I am glad that the media is showing the general citizenry a piece of what our work lives are like.  I haven't seen a single show, but I really hope they are able to educate people about the stress these calls bring to the dispatcher.  And how little support and assistance is given to the dispatcher who is an auditory witness to life at its worst and at death.

"Over half a million 9-1-1 calls are made every day in the U.S.  For many, the dispatcher is the only link between life and death."

I wish our Supervisors and Brass would sit up and take notice of that statistic and fact.  Yes, many of those half a million plus 9-1-1 calls are not an emergency.  But they can be wearing.  Especially when it truly is life and death. 

And WE DISPATCHERS are the first and major link to getting help to the citizen calling and the officer responding to the call for help.

I hope A&E Producers of "Panic 9-1-1" truly highlight the facts of our job and not just sensationalize the trauma and drama of the calls AND not focus so much of the officers response but puts the spotlight on the dispatcher who made the intelligent and fast and sharp and perceptive decisions to answer the call for help.

Tuesday, February 19, 2013

Over Time / OT

Yes, something we've all dealt with.  Sometimes it is voluntary.  Many times it is not.

At my old agency, there was tons of it.  Usually worked 45 hours a week, minimum.  Hardly ever worked only 40 hours.  Anything less than 45 hours of trauma and drama was a light week.  By contract we were limited to a top of 60 hours of hard labor (my words, not the MOU) a week.  Can't remember how many of those I worked.  Simply, too many.

But, at my new agency, I typically work a 40 hour week.  Rarely work 44 hours.  But.... the last few weeks, due to illnesses and vacations and jury duty, I have worked 48-52 hours. 

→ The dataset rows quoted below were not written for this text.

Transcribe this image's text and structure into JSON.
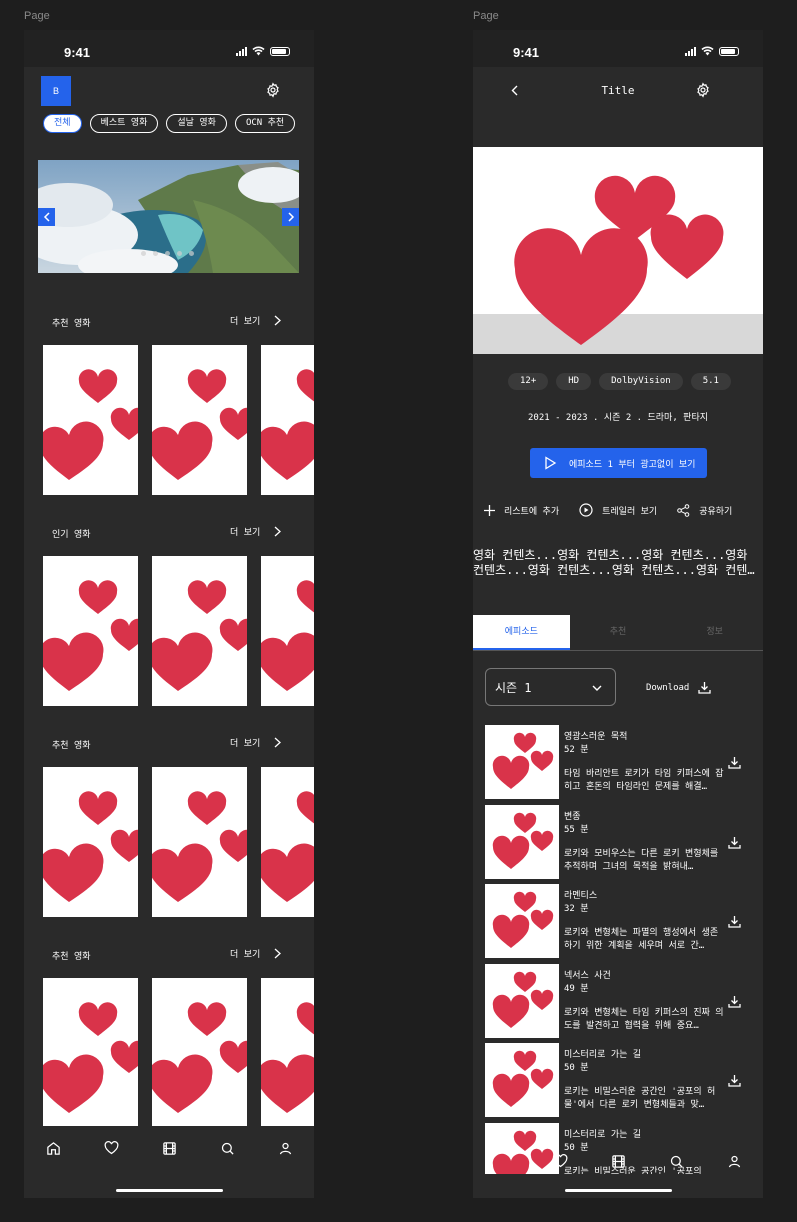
{
  "canvas": {
    "left_label": "Page",
    "right_label": "Page"
  },
  "status": {
    "time": "9:41"
  },
  "home": {
    "logo": "B",
    "chips": [
      "전체",
      "베스트 영화",
      "설날 영화",
      "OCN 추천"
    ],
    "sections": [
      {
        "title": "추천 영화",
        "more": "더 보기"
      },
      {
        "title": "인기 영화",
        "more": "더 보기"
      },
      {
        "title": "추천 영화",
        "more": "더 보기"
      },
      {
        "title": "추천 영화",
        "more": "더 보기"
      }
    ],
    "tabs": [
      "home-icon",
      "heart-icon",
      "film-icon",
      "search-icon",
      "user-icon"
    ]
  },
  "detail": {
    "title": "Title",
    "badges": [
      "12+",
      "HD",
      "DolbyVision",
      "5.1"
    ],
    "meta": "2021 - 2023  .  시즌 2  .  드라마, 판타지",
    "play_label": "에피소드 1 부터 광고없이 보기",
    "actions": {
      "add": "리스트에 추가",
      "trailer": "트레일러 보기",
      "share": "공유하기"
    },
    "description": "영화 컨텐츠...영화 컨텐츠...영화 컨텐츠...영화 컨텐츠...영화 컨텐츠...영화 컨텐츠...영화 컨텐…",
    "tabs": [
      "에피소드",
      "추천",
      "정보"
    ],
    "season": "시즌 1",
    "download_label": "Download",
    "episodes": [
      {
        "title": "영광스러운 목적",
        "length": "52 분",
        "desc": "타임 바리안트 로키가 타임 키퍼스에 잡히고 혼돈의 타임라인 문제를 해결…"
      },
      {
        "title": "변종",
        "length": "55 분",
        "desc": "로키와 모비우스는 다른 로키 변형체를 추적하며 그녀의 목적을 밝혀내…"
      },
      {
        "title": "라멘티스",
        "length": "32 분",
        "desc": "로키와 변형체는 파멸의 행성에서 생존하기 위한 계획을 세우며 서로 간…"
      },
      {
        "title": "넥서스 사건",
        "length": "49 분",
        "desc": "로키와 변형체는 타임 키퍼스의 진짜 의도를 발견하고 협력을 위해 중요…"
      },
      {
        "title": "미스터리로 가는 길",
        "length": "50 분",
        "desc": "로키는 비밀스러운 공간인 '공포의 허물'에서 다른 로키 변형체들과 맞…"
      },
      {
        "title": "미스터리로 가는 길",
        "length": "50 분",
        "desc": "로키는 비밀스러운 공간인 '공포의"
      }
    ]
  },
  "colors": {
    "accent": "#2463eb",
    "frame_bg": "#2a2a2a",
    "heart": "#d9334a"
  }
}
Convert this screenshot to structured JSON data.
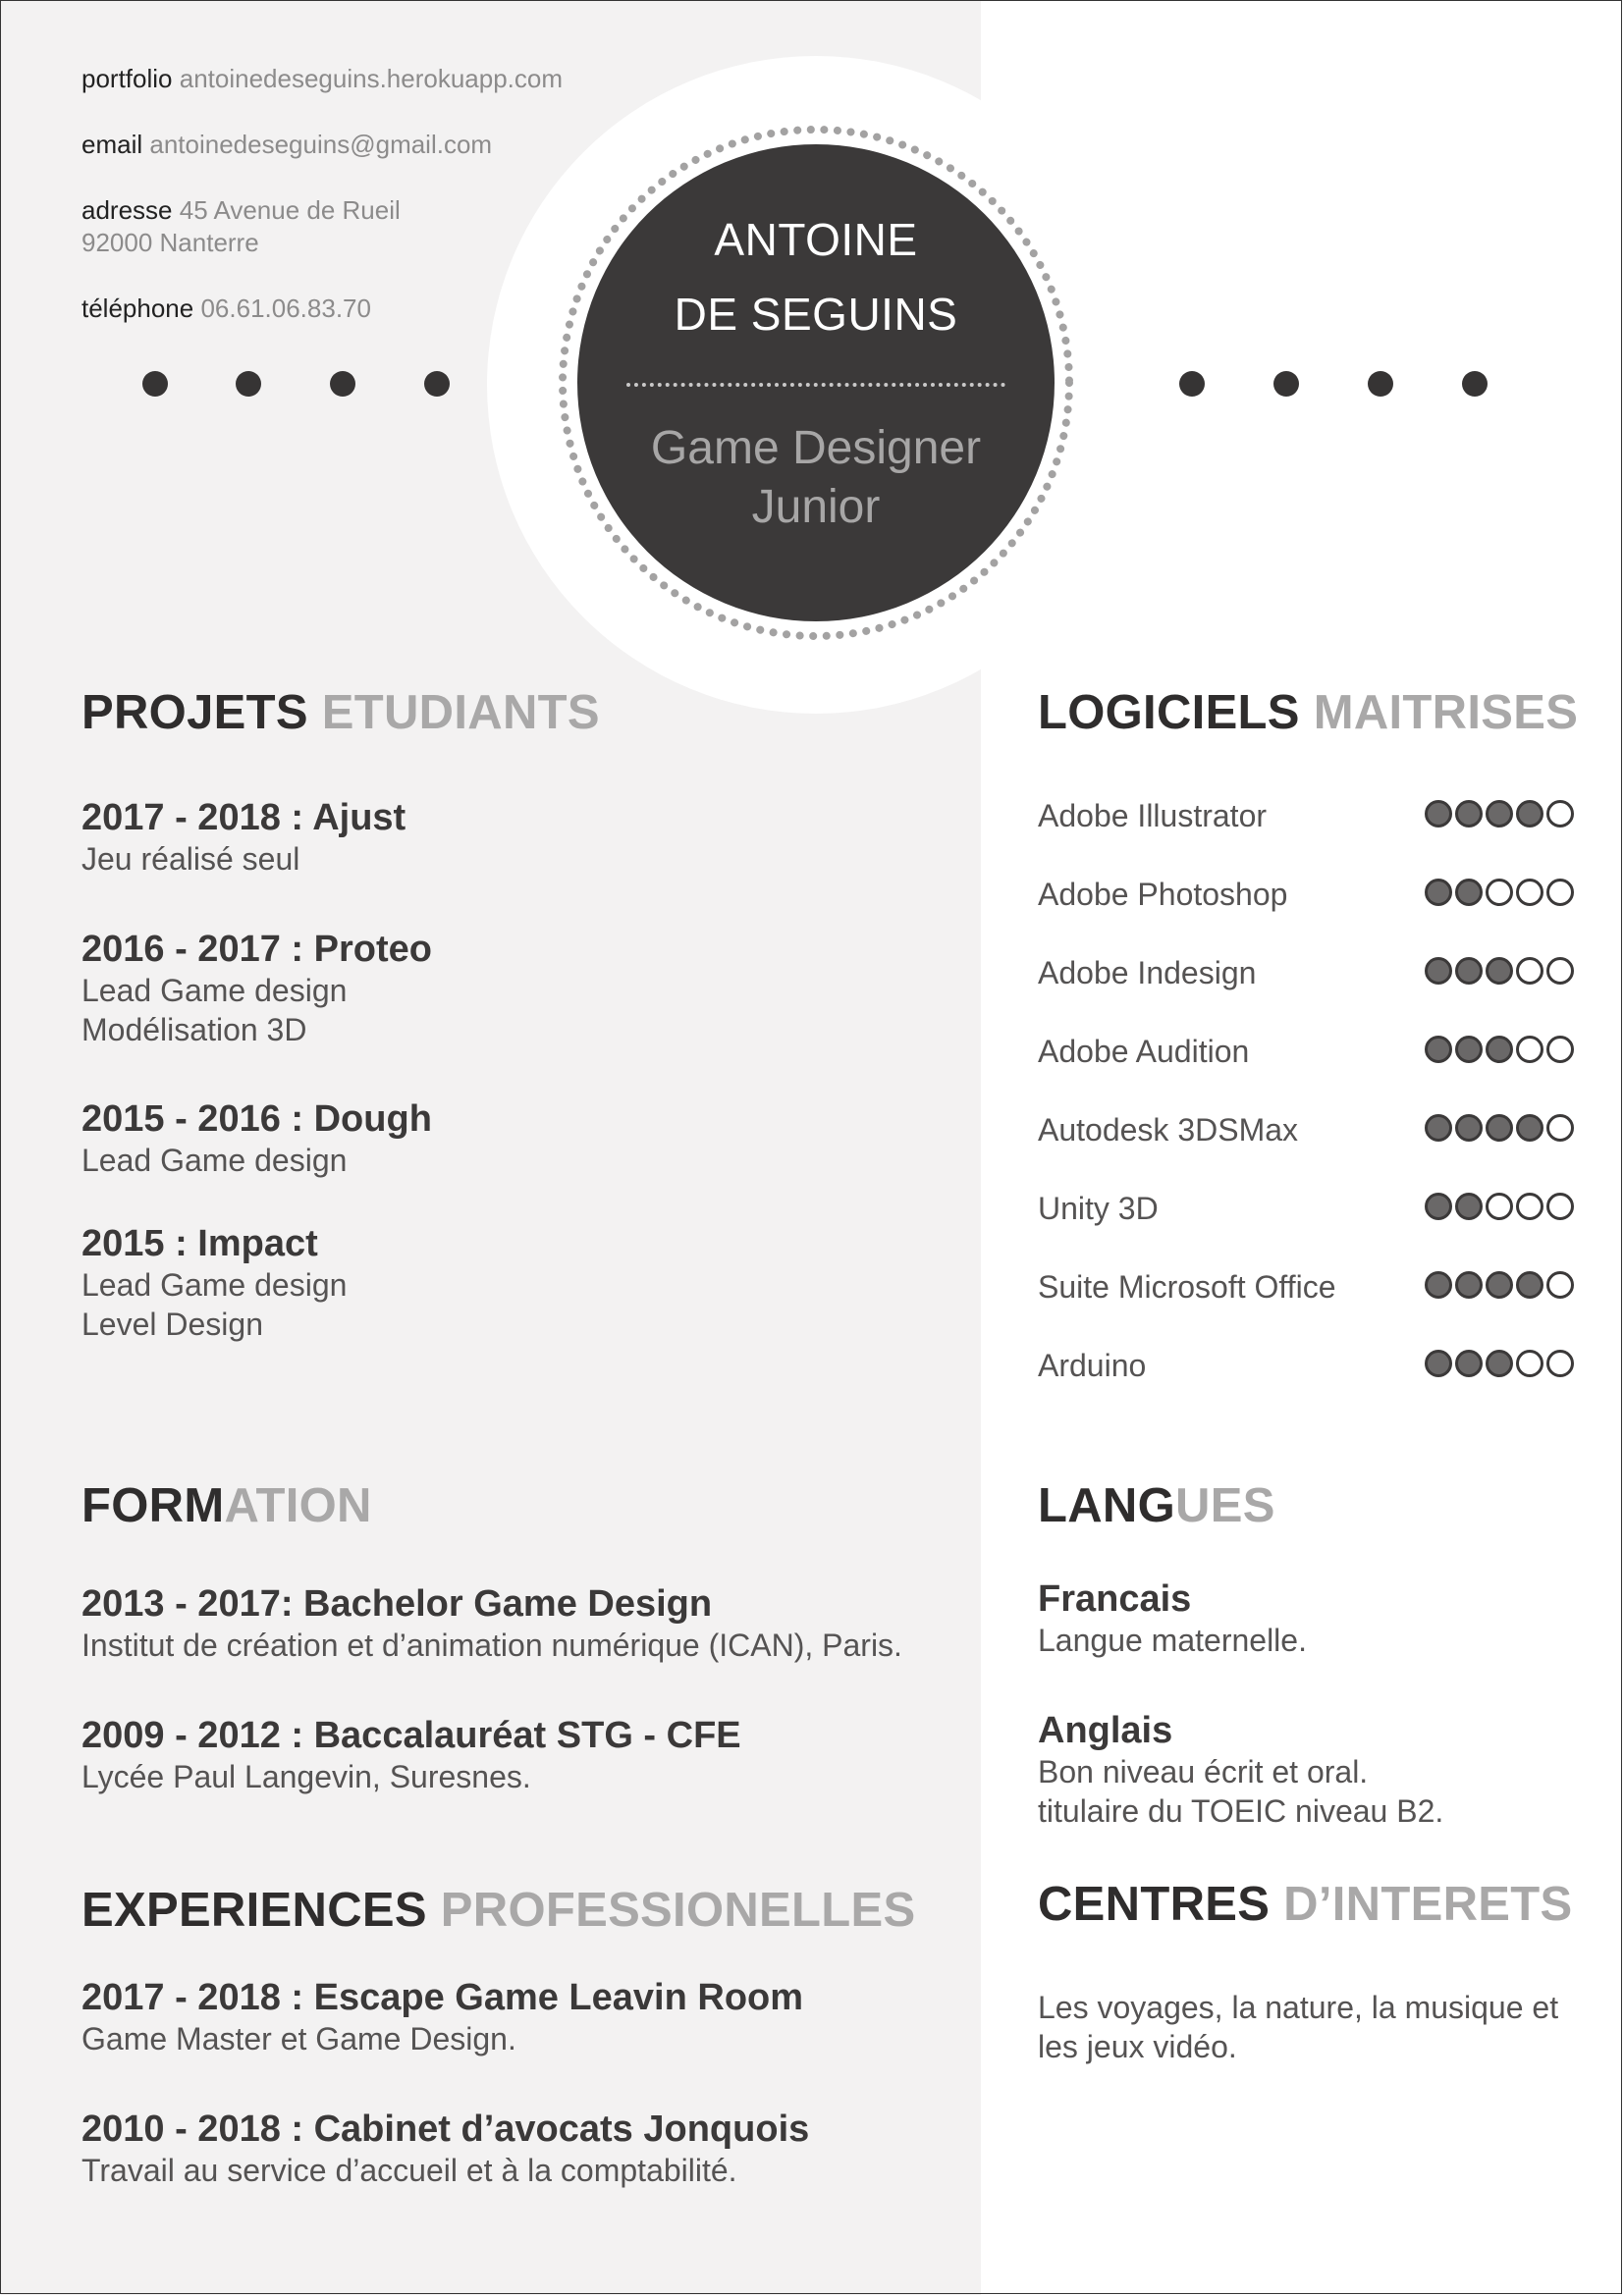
{
  "contact": {
    "portfolio_label": "portfolio",
    "portfolio_value": "antoinedeseguins.herokuapp.com",
    "email_label": "email",
    "email_value": "antoinedeseguins@gmail.com",
    "address_label": "adresse",
    "address_line1": "45 Avenue de Rueil",
    "address_line2": "92000 Nanterre",
    "phone_label": "téléphone",
    "phone_value": "06.61.06.83.70"
  },
  "badge": {
    "name_line1": "ANTOINE",
    "name_line2": "DE SEGUINS",
    "role_line1": "Game Designer",
    "role_line2": "Junior"
  },
  "projects": {
    "heading_dark": "PROJETS",
    "heading_light": "ETUDIANTS",
    "items": [
      {
        "title": "2017 - 2018 : Ajust",
        "lines": [
          "Jeu réalisé seul"
        ]
      },
      {
        "title": "2016 - 2017 : Proteo",
        "lines": [
          "Lead Game design",
          "Modélisation 3D"
        ]
      },
      {
        "title": "2015 - 2016 : Dough",
        "lines": [
          "Lead Game design"
        ]
      },
      {
        "title": "2015 : Impact",
        "lines": [
          "Lead Game design",
          "Level Design"
        ]
      }
    ]
  },
  "formation": {
    "heading_dark": "FORM",
    "heading_light": "ATION",
    "items": [
      {
        "title": "2013 - 2017: Bachelor Game Design",
        "lines": [
          "Institut de création et d’animation numérique (ICAN), Paris."
        ]
      },
      {
        "title": "2009 - 2012 : Baccalauréat STG - CFE",
        "lines": [
          "Lycée Paul Langevin, Suresnes."
        ]
      }
    ]
  },
  "experiences": {
    "heading_dark": "EXPERIENCES",
    "heading_light": "PROFESSIONELLES",
    "items": [
      {
        "title": "2017 - 2018 : Escape Game Leavin Room",
        "lines": [
          "Game Master et Game Design."
        ]
      },
      {
        "title": "2010 - 2018 : Cabinet d’avocats Jonquois",
        "lines": [
          "Travail au service d’accueil et à la comptabilité."
        ]
      }
    ]
  },
  "software": {
    "heading_dark": "LOGICIELS",
    "heading_light": "MAITRISES",
    "items": [
      {
        "name": "Adobe Illustrator",
        "level": 4,
        "max": 5
      },
      {
        "name": "Adobe Photoshop",
        "level": 2,
        "max": 5
      },
      {
        "name": "Adobe Indesign",
        "level": 3,
        "max": 5
      },
      {
        "name": "Adobe Audition",
        "level": 3,
        "max": 5
      },
      {
        "name": "Autodesk 3DSMax",
        "level": 4,
        "max": 5
      },
      {
        "name": "Unity 3D",
        "level": 2,
        "max": 5
      },
      {
        "name": "Suite Microsoft Office",
        "level": 4,
        "max": 5
      },
      {
        "name": "Arduino",
        "level": 3,
        "max": 5
      }
    ]
  },
  "languages": {
    "heading_dark": "LANG",
    "heading_light": "UES",
    "items": [
      {
        "title": "Francais",
        "lines": [
          "Langue maternelle."
        ]
      },
      {
        "title": "Anglais",
        "lines": [
          "Bon niveau écrit et oral.",
          "titulaire du TOEIC niveau B2."
        ]
      }
    ]
  },
  "interests": {
    "heading_dark": "CENTRES",
    "heading_light": "D’INTERETS",
    "lines": [
      "Les voyages, la nature, la musique et",
      "les jeux vidéo."
    ]
  }
}
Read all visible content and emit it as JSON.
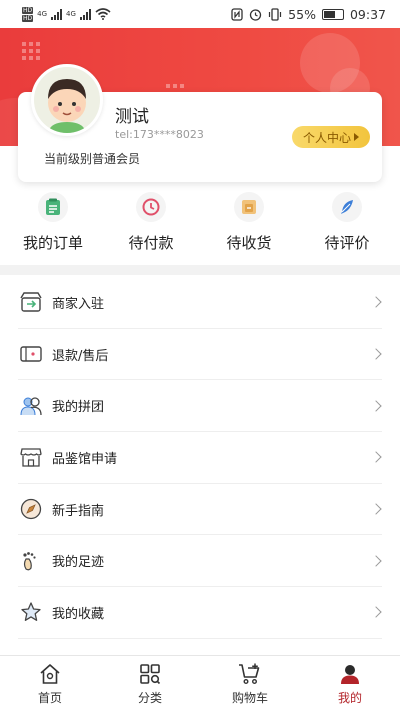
{
  "status_bar": {
    "hd_label": "HD",
    "sim1_label": "4G",
    "sim2_label": "4G",
    "battery": "55%",
    "time": "09:37"
  },
  "profile": {
    "name": "测试",
    "tel": "tel:173****8023",
    "level": "当前级别普通会员",
    "center_button": "个人中心"
  },
  "orders": [
    {
      "label": "我的订单",
      "icon": "order-list-icon",
      "color": "#49b37a"
    },
    {
      "label": "待付款",
      "icon": "clock-icon",
      "color": "#e0506a"
    },
    {
      "label": "待收货",
      "icon": "package-icon",
      "color": "#e2a34a"
    },
    {
      "label": "待评价",
      "icon": "feather-icon",
      "color": "#3d7fd8"
    }
  ],
  "menu": [
    {
      "label": "商家入驻",
      "icon": "store-entry-icon"
    },
    {
      "label": "退款/售后",
      "icon": "refund-icon"
    },
    {
      "label": "我的拼团",
      "icon": "group-icon"
    },
    {
      "label": "品鉴馆申请",
      "icon": "shop-icon"
    },
    {
      "label": "新手指南",
      "icon": "guide-icon"
    },
    {
      "label": "我的足迹",
      "icon": "footprint-icon"
    },
    {
      "label": "我的收藏",
      "icon": "star-icon"
    }
  ],
  "tabbar": [
    {
      "label": "首页",
      "icon": "home-icon"
    },
    {
      "label": "分类",
      "icon": "category-icon"
    },
    {
      "label": "购物车",
      "icon": "cart-icon"
    },
    {
      "label": "我的",
      "icon": "profile-icon",
      "active": true
    }
  ],
  "colors": {
    "header_red": "#ea3c3c",
    "accent_gold": "#f2c43d",
    "active_tab": "#b3242a"
  }
}
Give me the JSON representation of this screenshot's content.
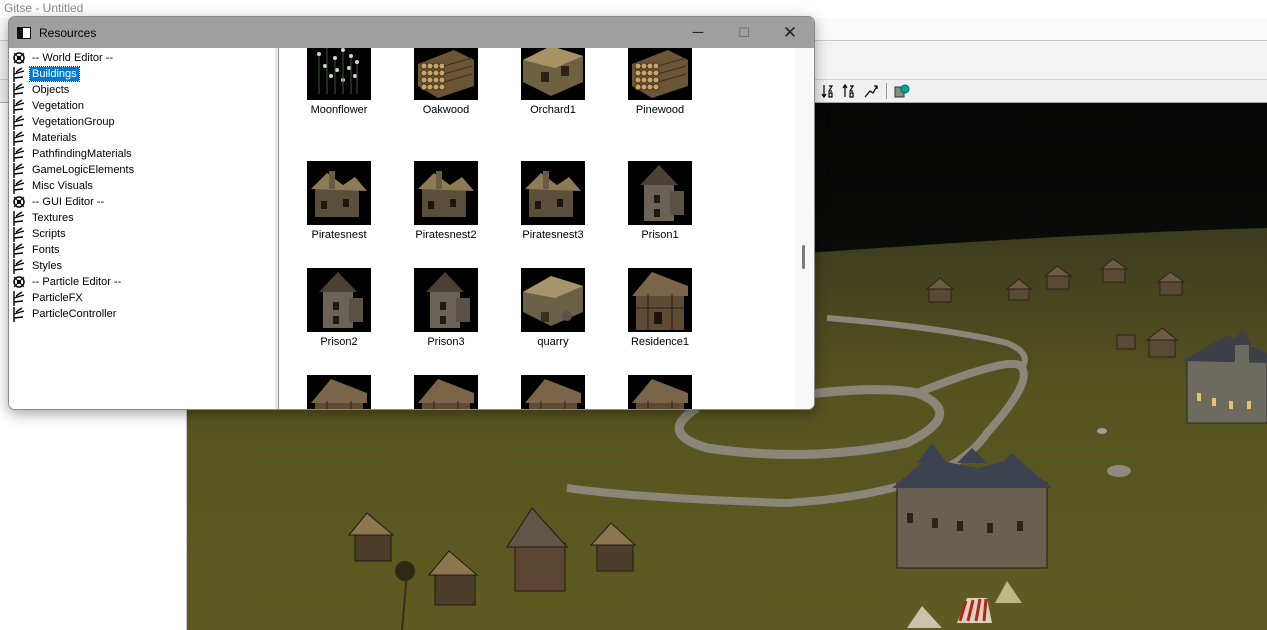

And boy, am I feeling it!

I have gotten very spoiled with the 40 hour work week.  I miss my 4/10 work schedule, but really enjoying a regular sized work week. 

But the 44 hour work week three weeks ago, 52 hour week two weeks ago, 44 hours last week, and 48 hours this week (so far), I am exhausted!  And the headaches are back.

At my old agency I really developed a headache problem.  Probably from working as many hours as I did.  Plus, I needed glasses.  (Vanity issue, yes)  But I don't remember feeling quite as exhausted as I have the last few weeks.

-No comments from the peanut gallery that I am older now and thus more likely to get tired more easily.-

I just know that after two years of working for a smaller agency, and not dealing with all the overtime on a weekly basis, I got very comfortable with my 40 hour work week.

And really complaining because I'm not working a 40 hours work week. 

Sheesh.  I need to get a life.